The ships could carry 160,000 barrels (25,438,000 litres) of fuel oil, 600 tons of munitions, 200 tons of dry stores and 100 tons of refrigerated stores. To transfer cargo, the ships were equipped with four oiling stations and two cargo handing stations on the port side and three oiling stations and two cargo handing stations on the starboard side.[1] Originally, the first six ships only had a large helicopter landing deck aft, but no hangar. Roanoke was the first ship equipped with a large double hangar for two UH-46 Sea Knight helicopters. The hangar was later retrofitted to the other ships.
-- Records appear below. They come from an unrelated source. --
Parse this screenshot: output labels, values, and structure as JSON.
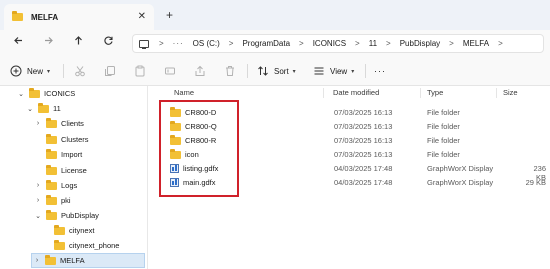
{
  "tab": {
    "title": "MELFA",
    "close_glyph": "✕",
    "new_glyph": "+"
  },
  "address": {
    "more": "···",
    "separator": ">",
    "crumbs": [
      "OS (C:)",
      "ProgramData",
      "ICONICS",
      "11",
      "PubDisplay",
      "MELFA"
    ]
  },
  "toolbar": {
    "new_label": "New",
    "sort_label": "Sort",
    "view_label": "View",
    "more_label": "···"
  },
  "nav": {
    "items": [
      {
        "label": "ICONICS",
        "expanded": true
      },
      {
        "label": "11",
        "expanded": true
      },
      {
        "label": "Clients",
        "expanded": false
      },
      {
        "label": "Clusters",
        "expanded": false
      },
      {
        "label": "Import",
        "expanded": false
      },
      {
        "label": "License",
        "expanded": false
      },
      {
        "label": "Logs",
        "expanded": false
      },
      {
        "label": "pki",
        "expanded": false
      },
      {
        "label": "PubDisplay",
        "expanded": true
      },
      {
        "label": "citynext",
        "expanded": false
      },
      {
        "label": "citynext_phone",
        "expanded": false
      },
      {
        "label": "MELFA",
        "expanded": false,
        "selected": true
      }
    ]
  },
  "columns": {
    "name": "Name",
    "date": "Date modified",
    "type": "Type",
    "size": "Size"
  },
  "files": [
    {
      "name": "CR800-D",
      "date": "07/03/2025 16:13",
      "type": "File folder",
      "size": "",
      "icon": "folder-icon"
    },
    {
      "name": "CR800-Q",
      "date": "07/03/2025 16:13",
      "type": "File folder",
      "size": "",
      "icon": "folder-icon"
    },
    {
      "name": "CR800-R",
      "date": "07/03/2025 16:13",
      "type": "File folder",
      "size": "",
      "icon": "folder-icon"
    },
    {
      "name": "icon",
      "date": "07/03/2025 16:13",
      "type": "File folder",
      "size": "",
      "icon": "folder-icon"
    },
    {
      "name": "listing.gdfx",
      "date": "04/03/2025 17:48",
      "type": "GraphWorX Display",
      "size": "236 KB",
      "icon": "gdfx-file-icon"
    },
    {
      "name": "main.gdfx",
      "date": "04/03/2025 17:48",
      "type": "GraphWorX Display",
      "size": "29 KB",
      "icon": "gdfx-file-icon"
    }
  ],
  "colors": {
    "accent": "#0067c0",
    "folder": "#f2c035",
    "highlight_box": "#d0212a",
    "selection": "#dbe9f7"
  }
}
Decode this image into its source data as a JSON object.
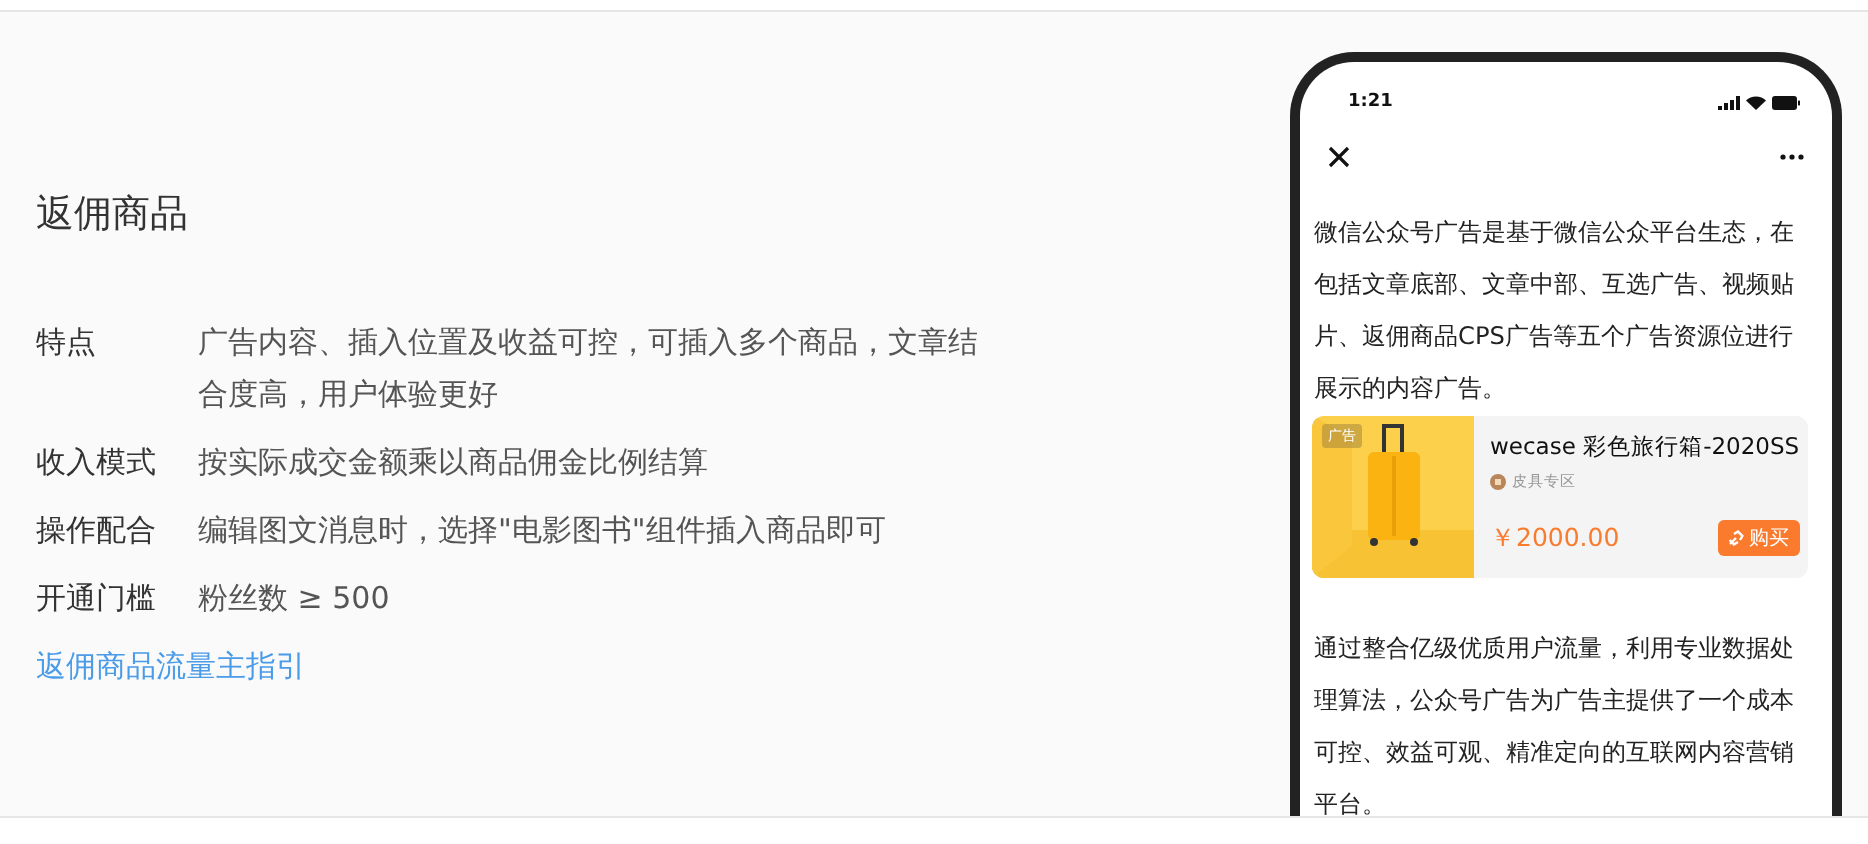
{
  "section": {
    "title": "返佣商品",
    "details": [
      {
        "label": "特点",
        "value": "广告内容、插入位置及收益可控，可插入多个商品，文章结合度高，用户体验更好"
      },
      {
        "label": "收入模式",
        "value": "按实际成交金额乘以商品佣金比例结算"
      },
      {
        "label": "操作配合",
        "value": "编辑图文消息时，选择\"电影图书\"组件插入商品即可"
      },
      {
        "label": "开通门槛",
        "value": "粉丝数 ≥ 500"
      }
    ],
    "link": "返佣商品流量主指引"
  },
  "phone": {
    "time": "1:21",
    "paragraphs": [
      "微信公众号广告是基于微信公众平台生态，在包括文章底部、文章中部、互选广告、视频贴片、返佣商品CPS广告等五个广告资源位进行展示的内容广告。",
      "通过整合亿级优质用户流量，利用专业数据处理算法，公众号广告为广告主提供了一个成本可控、效益可观、精准定向的互联网内容营销平台。"
    ],
    "product": {
      "badge": "广告",
      "title": "wecase 彩色旅行箱-2020SS",
      "shop": "皮具专区",
      "price": "￥2000.00",
      "buy": "购买"
    }
  }
}
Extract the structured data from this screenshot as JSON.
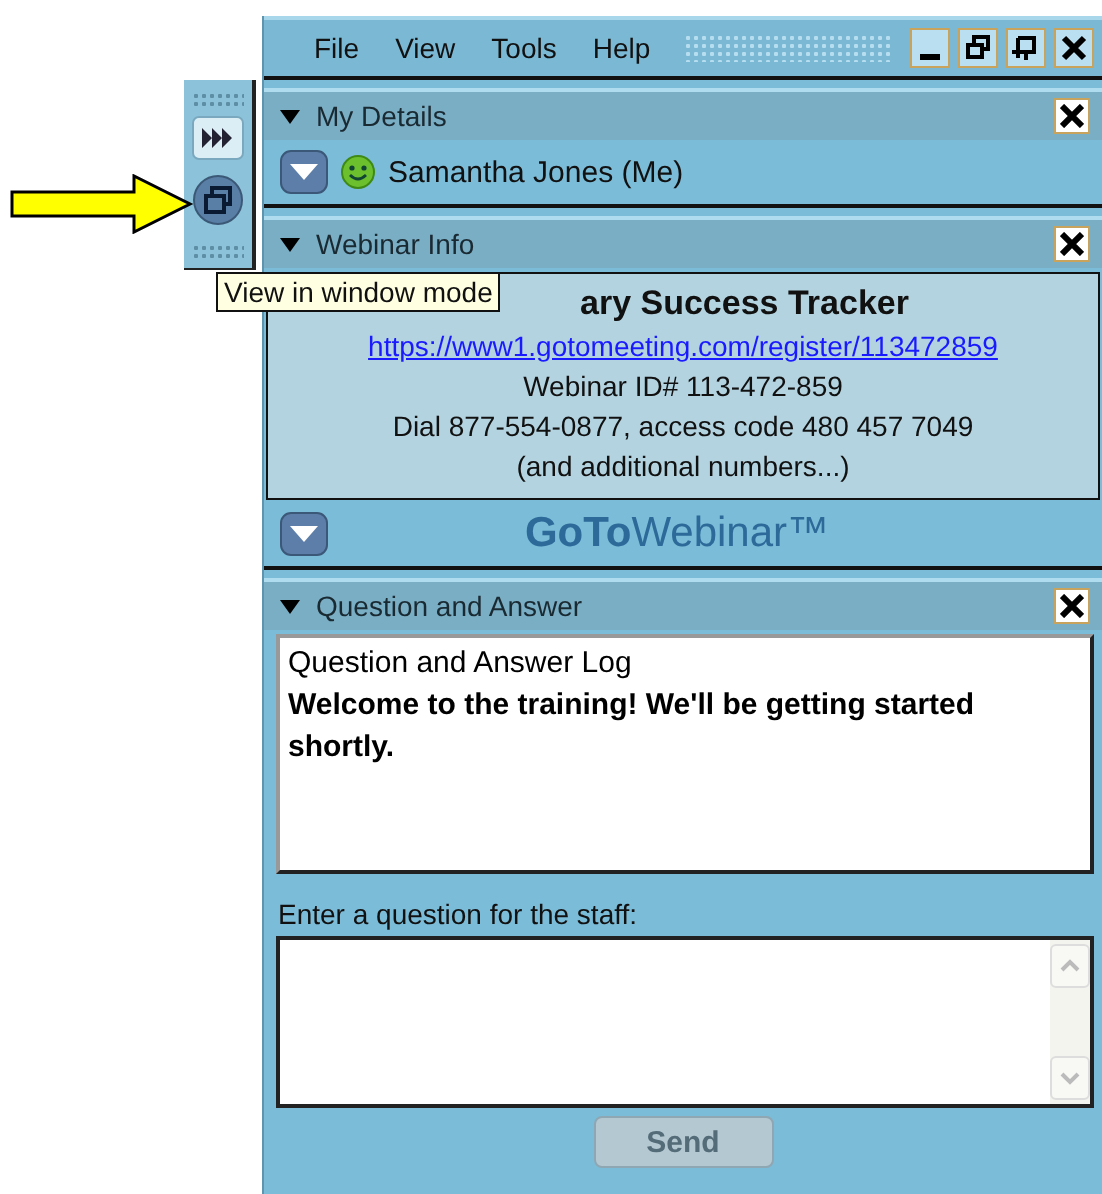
{
  "menu": [
    {
      "label": "File"
    },
    {
      "label": "View"
    },
    {
      "label": "Tools"
    },
    {
      "label": "Help"
    }
  ],
  "side_toolbar": {
    "tooltip": "View in window mode"
  },
  "my_details": {
    "title": "My Details",
    "user": "Samantha Jones (Me)"
  },
  "webinar_info": {
    "title": "Webinar Info",
    "webinar_name": "ary Success Tracker",
    "link": "https://www1.gotomeeting.com/register/113472859",
    "webinar_id": "Webinar ID# 113-472-859",
    "dial": "Dial 877-554-0877, access code 480 457 7049",
    "more": "(and additional numbers...)",
    "brand": "**GoTo**Webinar™"
  },
  "question_and_answer": {
    "title": "Question and Answer",
    "log_heading": "Question and Answer Log",
    "log_message": "Welcome to the training! We'll be getting started shortly.",
    "input_label": "Enter a question for the staff:",
    "send_button": {
      "label": "Send",
      "disabled": true
    }
  }
}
With the addition of the hangar, the ships lost the originally fitted 3"/50 caliber gun twin mounts that were located abaft the stack. In the 1980s, a Mk 29 launcher for the NATO Sea Sparrow was fitted atop the hangar, and two Phalanx CIWS were added.[2]

General Dynamics, Quincy originally encountered problems during the construction, before the production was rationalised. Wichita took 24 months from keel laying to launch, Milwaukee 21 month, and Kansas City only 14 months.[3]

With the reduction in the U.S. Navy fleet, these ships were all decommissioned and stricken from the Naval Vessel Register (NVR) in the 1990s.

Ships in class[edit]

Traditionally Navy oilers have been named for rivers; the Wichita class were named for city/river pairs with Native American names.

Ship Hull No. Builder Home Port Commissioned–
Fate NVR page
Wichita AOR-1 General Dynamics, Quincy Oakland 1969–1993 scrapped, 2013 AOR-1
Milwaukee AOR-2 General Dynamics, Quincy Norfolk 1969–1994 scrapped, 2009 AOR-2
Kansas City AOR-3 General Dynamics, Quincy Oakland 1970–1994 scrapped, 2014 AOR-3
Savannah AOR-4 General Dynamics, Quincy Norfolk 1970–1995 scrapped, 2009 AOR-4
Wabash AOR-5 General Dynamics, Quincy Long Beach 1971–1994 scrapped, 2013 AOR-5
Kalamazoo AOR-6 General Dynamics, Quincy Norfolk 1973–1996 scrapped, 2009 AOR-6
Roanoke AOR-7 National Steel Long Beach 1976–1995 scrapped, 2013 AOR-7


  1. ^ GlobalSecurity.org: AOR-1 Wichita
  2. ^ FAS Military Analysis Network: AOR-1 Wichita
  3. ^ Terzibaschitsch, Stefan (1997). Seemacht USA [Sea Power USA] (in German). Germany: Bechtermünz Verlag, Augsburg. ISBN 3-86047-576-2. , p. 464-651

External links[edit]